Money changers feeling the pinch
Fifty-seven money changers closed their operations over the past year, while the volume of money exchanged plunged by over 600%, mainly due to the country's suspension of cross-border travel amid the Covid-19 pandemic.
According to data from the Bank of Thailand, as of May 2021, the total number of money exchange service providers was 2,334, declining from 2,365 in December last year and 2,391 in May last year.
Over the past year or so after the Covid-19 outbreak emerged in Thailand in March 2020, 57 money changers shut down.
As of May this year, service providers located in the North stood at 132, down by 18 from 150 in May last year. The number in the Central region dropped by 17 to 1,031 as of May this year, in the South they declined by 17 to 1,117, while in the Northeast the number fell by five to 54.
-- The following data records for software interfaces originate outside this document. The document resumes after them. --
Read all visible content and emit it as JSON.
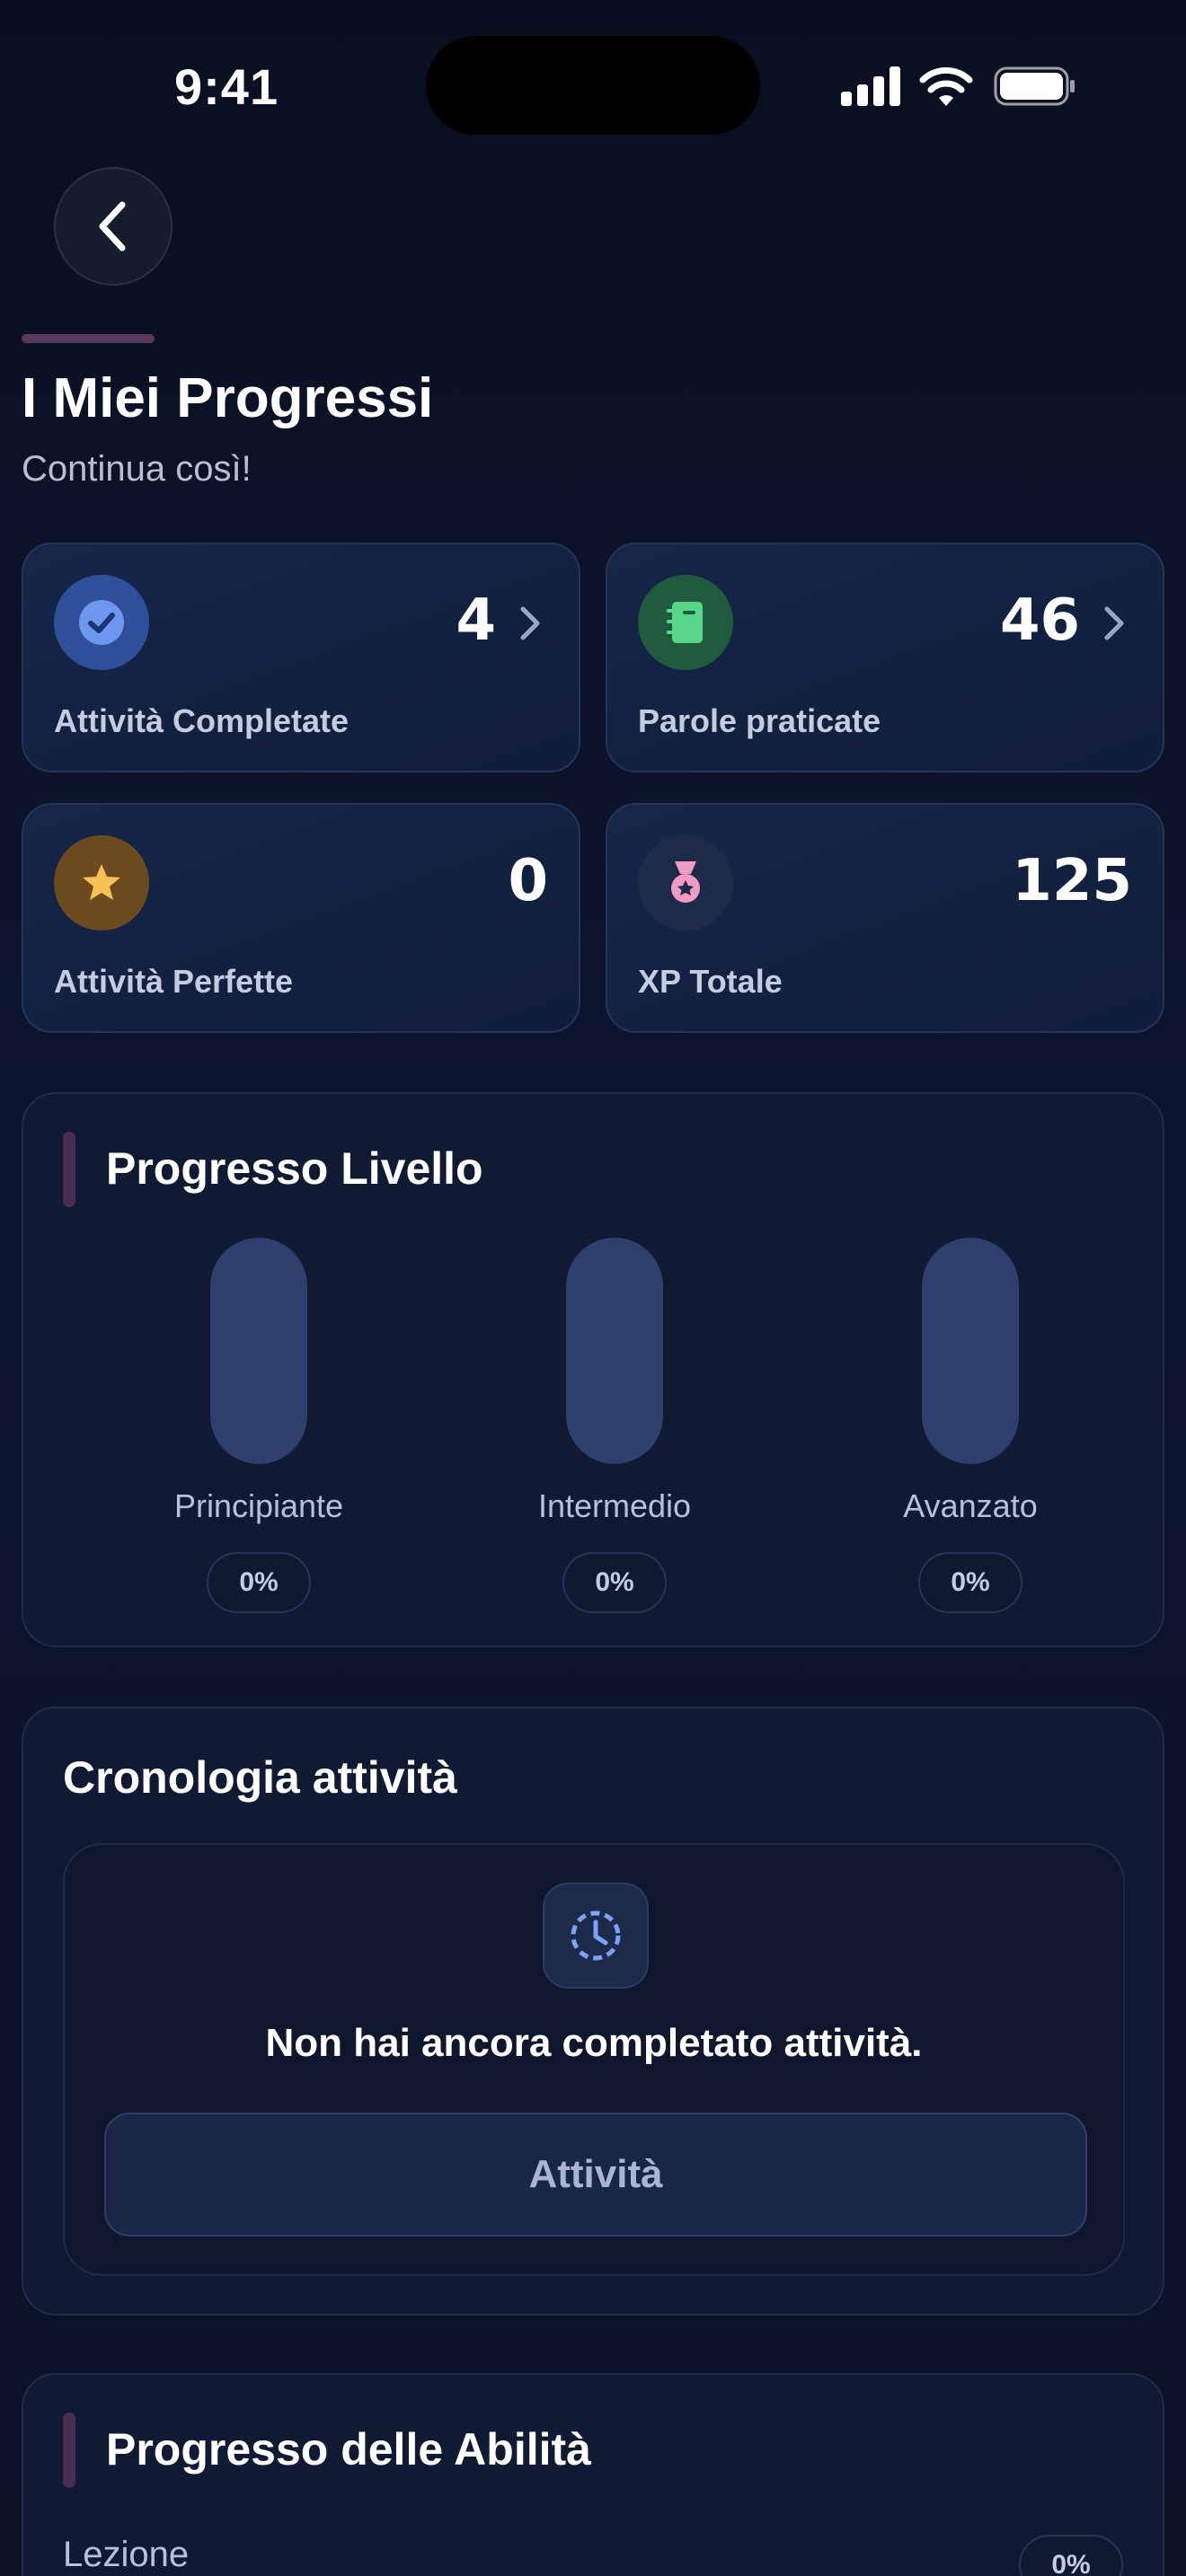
{
  "status_bar": {
    "time": "9:41"
  },
  "header": {
    "title": "I Miei Progressi",
    "subtitle": "Continua così!"
  },
  "stats": [
    {
      "value": "4",
      "label": "Attività Completate",
      "icon": "check-circle-icon",
      "color": "#5b82e0"
    },
    {
      "value": "46",
      "label": "Parole praticate",
      "icon": "notebook-icon",
      "color": "#3fbf6b"
    },
    {
      "value": "0",
      "label": "Attività Perfette",
      "icon": "star-icon",
      "color": "#f0b448"
    },
    {
      "value": "125",
      "label": "XP Totale",
      "icon": "medal-icon",
      "color": "#f29bc4"
    }
  ],
  "level_progress": {
    "title": "Progresso Livello",
    "levels": [
      {
        "label": "Principiante",
        "percent": "0%"
      },
      {
        "label": "Intermedio",
        "percent": "0%"
      },
      {
        "label": "Avanzato",
        "percent": "0%"
      }
    ]
  },
  "history": {
    "title": "Cronologia attività",
    "empty_text": "Non hai ancora completato attività.",
    "button_label": "Attività"
  },
  "skills": {
    "title": "Progresso delle Abilità",
    "rows": [
      {
        "label": "Lezione",
        "percent": "0%"
      }
    ]
  }
}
As of February this year, total buying volume in this business segment was US$167.91 million, while selling volume was $168.89 million.
Transactions significantly declined from December last year when buying volume was $204.66 million and selling volume was $209.22 million.
Meanwhile, both the buying and selling volume in February last year was equal at around $1.25 billion each.
The buying volume plunged 648% in February this year, on a year-on-year basis, while selling was down 642%.
Piya Tantivachayanon, president of SuperRich Currency Exchange (1965), a leading local money changer, said the number of money changers would continue to decline, especially those in a vulnerable condition and carrying high operational costs.
Related rental fee is the one core operating expenses for the business, particularly in communities and tourist areas.
Even though the Phuket sandbox scheme is a good project and will encourage business activities in Phuket, it is not sufficient to bring money exchange transactions back to normal.
"The country's reopening, especially Bangkok, is a key factor to help boost money exchange transactions to a significant level. However, the business operation for the post Covid-19 period will not be the same as before the outbreak," he said.
Besides the heavy impact of the outbreak with no foreign travellers, digital disruption is another key factor causing higher competition in this service segment. Demand for the digital currency service has been rising before the outbreak in line with the digital era.
Mr Piya said his firm has been transforming to a digital platform service in preparation for operations for the post-Covid era and in the longer term in line with the changing demands of consumers. SuperRich has closed physical branches to control operating costs and targets to keep 17-18 outlets, down from 49 branches before the pandemic.